Records provided:
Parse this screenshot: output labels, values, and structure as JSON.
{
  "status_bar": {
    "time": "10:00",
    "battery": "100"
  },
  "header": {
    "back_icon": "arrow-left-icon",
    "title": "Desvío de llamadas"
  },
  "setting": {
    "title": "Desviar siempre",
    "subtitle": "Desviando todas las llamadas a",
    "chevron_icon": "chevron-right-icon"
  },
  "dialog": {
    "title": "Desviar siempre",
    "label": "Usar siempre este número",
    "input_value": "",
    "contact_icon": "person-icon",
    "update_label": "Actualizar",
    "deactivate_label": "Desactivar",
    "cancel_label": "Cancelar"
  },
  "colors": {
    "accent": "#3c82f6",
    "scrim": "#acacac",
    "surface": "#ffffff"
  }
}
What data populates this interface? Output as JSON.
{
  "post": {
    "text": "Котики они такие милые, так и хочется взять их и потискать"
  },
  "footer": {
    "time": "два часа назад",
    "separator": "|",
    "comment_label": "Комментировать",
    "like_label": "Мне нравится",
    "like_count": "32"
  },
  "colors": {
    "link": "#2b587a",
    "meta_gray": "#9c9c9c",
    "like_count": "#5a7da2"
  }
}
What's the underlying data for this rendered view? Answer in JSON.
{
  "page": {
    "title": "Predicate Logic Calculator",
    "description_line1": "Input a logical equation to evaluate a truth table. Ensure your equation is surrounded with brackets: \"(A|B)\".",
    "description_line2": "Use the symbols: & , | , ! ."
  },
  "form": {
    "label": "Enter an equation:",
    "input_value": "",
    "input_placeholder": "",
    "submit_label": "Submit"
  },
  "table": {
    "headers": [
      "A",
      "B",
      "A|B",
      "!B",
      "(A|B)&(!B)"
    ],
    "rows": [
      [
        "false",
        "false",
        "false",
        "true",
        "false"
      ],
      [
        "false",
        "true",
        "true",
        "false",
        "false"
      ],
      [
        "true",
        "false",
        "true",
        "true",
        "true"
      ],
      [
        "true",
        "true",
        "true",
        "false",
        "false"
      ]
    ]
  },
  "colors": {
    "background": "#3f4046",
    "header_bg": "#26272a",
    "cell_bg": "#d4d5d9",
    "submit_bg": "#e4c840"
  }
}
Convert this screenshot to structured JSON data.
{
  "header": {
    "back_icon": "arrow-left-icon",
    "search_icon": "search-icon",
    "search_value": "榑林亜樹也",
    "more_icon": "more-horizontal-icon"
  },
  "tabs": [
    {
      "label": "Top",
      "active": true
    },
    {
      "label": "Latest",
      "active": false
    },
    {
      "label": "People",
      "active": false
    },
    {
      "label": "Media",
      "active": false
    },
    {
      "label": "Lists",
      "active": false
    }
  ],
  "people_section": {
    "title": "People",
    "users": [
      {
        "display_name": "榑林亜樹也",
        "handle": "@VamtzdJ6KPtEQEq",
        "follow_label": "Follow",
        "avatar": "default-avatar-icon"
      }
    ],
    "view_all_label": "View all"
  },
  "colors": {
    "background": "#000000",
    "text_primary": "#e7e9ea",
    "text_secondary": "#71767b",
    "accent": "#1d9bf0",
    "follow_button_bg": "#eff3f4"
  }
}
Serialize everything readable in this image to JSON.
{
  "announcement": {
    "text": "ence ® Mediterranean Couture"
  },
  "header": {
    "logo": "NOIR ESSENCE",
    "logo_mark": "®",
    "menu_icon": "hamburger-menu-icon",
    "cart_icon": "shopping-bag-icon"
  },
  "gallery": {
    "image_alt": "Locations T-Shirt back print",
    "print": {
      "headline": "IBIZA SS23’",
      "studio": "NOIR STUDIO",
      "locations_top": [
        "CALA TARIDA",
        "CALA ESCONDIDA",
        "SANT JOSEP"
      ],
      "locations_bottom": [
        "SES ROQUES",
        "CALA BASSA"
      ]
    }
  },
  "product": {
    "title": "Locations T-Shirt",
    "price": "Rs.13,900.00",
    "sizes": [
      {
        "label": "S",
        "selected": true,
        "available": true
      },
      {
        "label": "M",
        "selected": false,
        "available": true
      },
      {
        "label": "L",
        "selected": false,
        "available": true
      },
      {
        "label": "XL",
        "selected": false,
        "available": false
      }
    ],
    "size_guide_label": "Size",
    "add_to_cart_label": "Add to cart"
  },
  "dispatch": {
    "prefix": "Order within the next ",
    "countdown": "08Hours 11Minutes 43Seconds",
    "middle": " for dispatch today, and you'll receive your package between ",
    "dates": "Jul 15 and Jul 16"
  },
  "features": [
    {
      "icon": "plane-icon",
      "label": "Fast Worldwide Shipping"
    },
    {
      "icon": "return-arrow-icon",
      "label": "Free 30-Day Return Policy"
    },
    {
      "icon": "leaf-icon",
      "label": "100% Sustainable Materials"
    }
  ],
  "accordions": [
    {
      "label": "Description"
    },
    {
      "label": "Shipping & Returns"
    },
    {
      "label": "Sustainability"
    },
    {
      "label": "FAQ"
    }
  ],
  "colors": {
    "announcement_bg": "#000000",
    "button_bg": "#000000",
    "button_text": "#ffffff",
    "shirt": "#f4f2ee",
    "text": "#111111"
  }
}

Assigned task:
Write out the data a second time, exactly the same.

Result below:
Parse this screenshot: output labels, values, and structure as JSON.
{
  "status_bar": {
    "time": "10:00",
    "battery": "100"
  },
  "header": {
    "back_icon": "arrow-left-icon",
    "title": "Desvío de llamadas"
  },
  "setting": {
    "title": "Desviar siempre",
    "subtitle": "Desviando todas las llamadas a",
    "chevron_icon": "chevron-right-icon"
  },
  "dialog": {
    "title": "Desviar siempre",
    "label": "Usar siempre este número",
    "input_value": "",
    "contact_icon": "person-icon",
    "update_label": "Actualizar",
    "deactivate_label": "Desactivar",
    "cancel_label": "Cancelar"
  },
  "colors": {
    "accent": "#3c82f6",
    "scrim": "#acacac",
    "surface": "#ffffff"
  }
}
What data populates this interface? Output as JSON.
{
  "post": {
    "text": "Котики они такие милые, так и хочется взять их и потискать"
  },
  "footer": {
    "time": "два часа назад",
    "separator": "|",
    "comment_label": "Комментировать",
    "like_label": "Мне нравится",
    "like_count": "32"
  },
  "colors": {
    "link": "#2b587a",
    "meta_gray": "#9c9c9c",
    "like_count": "#5a7da2"
  }
}
What's the underlying data for this rendered view? Answer in JSON.
{
  "page": {
    "title": "Predicate Logic Calculator",
    "description_line1": "Input a logical equation to evaluate a truth table. Ensure your equation is surrounded with brackets: \"(A|B)\".",
    "description_line2": "Use the symbols: & , | , ! ."
  },
  "form": {
    "label": "Enter an equation:",
    "input_value": "",
    "input_placeholder": "",
    "submit_label": "Submit"
  },
  "table": {
    "headers": [
      "A",
      "B",
      "A|B",
      "!B",
      "(A|B)&(!B)"
    ],
    "rows": [
      [
        "false",
        "false",
        "false",
        "true",
        "false"
      ],
      [
        "false",
        "true",
        "true",
        "false",
        "false"
      ],
      [
        "true",
        "false",
        "true",
        "true",
        "true"
      ],
      [
        "true",
        "true",
        "true",
        "false",
        "false"
      ]
    ]
  },
  "colors": {
    "background": "#3f4046",
    "header_bg": "#26272a",
    "cell_bg": "#d4d5d9",
    "submit_bg": "#e4c840"
  }
}
Convert this screenshot to structured JSON data.
{
  "header": {
    "back_icon": "arrow-left-icon",
    "search_icon": "search-icon",
    "search_value": "榑林亜樹也",
    "more_icon": "more-horizontal-icon"
  },
  "tabs": [
    {
      "label": "Top",
      "active": true
    },
    {
      "label": "Latest",
      "active": false
    },
    {
      "label": "People",
      "active": false
    },
    {
      "label": "Media",
      "active": false
    },
    {
      "label": "Lists",
      "active": false
    }
  ],
  "people_section": {
    "title": "People",
    "users": [
      {
        "display_name": "榑林亜樹也",
        "handle": "@VamtzdJ6KPtEQEq",
        "follow_label": "Follow",
        "avatar": "default-avatar-icon"
      }
    ],
    "view_all_label": "View all"
  },
  "colors": {
    "background": "#000000",
    "text_primary": "#e7e9ea",
    "text_secondary": "#71767b",
    "accent": "#1d9bf0",
    "follow_button_bg": "#eff3f4"
  }
}
Serialize everything readable in this image to JSON.
{
  "announcement": {
    "text": "ence ® Mediterranean Couture"
  },
  "header": {
    "logo": "NOIR ESSENCE",
    "logo_mark": "®",
    "menu_icon": "hamburger-menu-icon",
    "cart_icon": "shopping-bag-icon"
  },
  "gallery": {
    "image_alt": "Locations T-Shirt back print",
    "print": {
      "headline": "IBIZA SS23’",
      "studio": "NOIR STUDIO",
      "locations_top": [
        "CALA TARIDA",
        "CALA ESCONDIDA",
        "SANT JOSEP"
      ],
      "locations_bottom": [
        "SES ROQUES",
        "CALA BASSA"
      ]
    }
  },
  "product": {
    "title": "Locations T-Shirt",
    "price": "Rs.13,900.00",
    "sizes": [
      {
        "label": "S",
        "selected": true,
        "available": true
      },
      {
        "label": "M",
        "selected": false,
        "available": true
      },
      {
        "label": "L",
        "selected": false,
        "available": true
      },
      {
        "label": "XL",
        "selected": false,
        "available": false
      }
    ],
    "size_guide_label": "Size",
    "add_to_cart_label": "Add to cart"
  },
  "dispatch": {
    "prefix": "Order within the next ",
    "countdown": "08Hours 11Minutes 43Seconds",
    "middle": " for dispatch today, and you'll receive your package between ",
    "dates": "Jul 15 and Jul 16"
  },
  "features": [
    {
      "icon": "plane-icon",
      "label": "Fast Worldwide Shipping"
    },
    {
      "icon": "return-arrow-icon",
      "label": "Free 30-Day Return Policy"
    },
    {
      "icon": "leaf-icon",
      "label": "100% Sustainable Materials"
    }
  ],
  "accordions": [
    {
      "label": "Description"
    },
    {
      "label": "Shipping & Returns"
    },
    {
      "label": "Sustainability"
    },
    {
      "label": "FAQ"
    }
  ],
  "colors": {
    "announcement_bg": "#000000",
    "button_bg": "#000000",
    "button_text": "#ffffff",
    "shirt": "#f4f2ee",
    "text": "#111111"
  }
}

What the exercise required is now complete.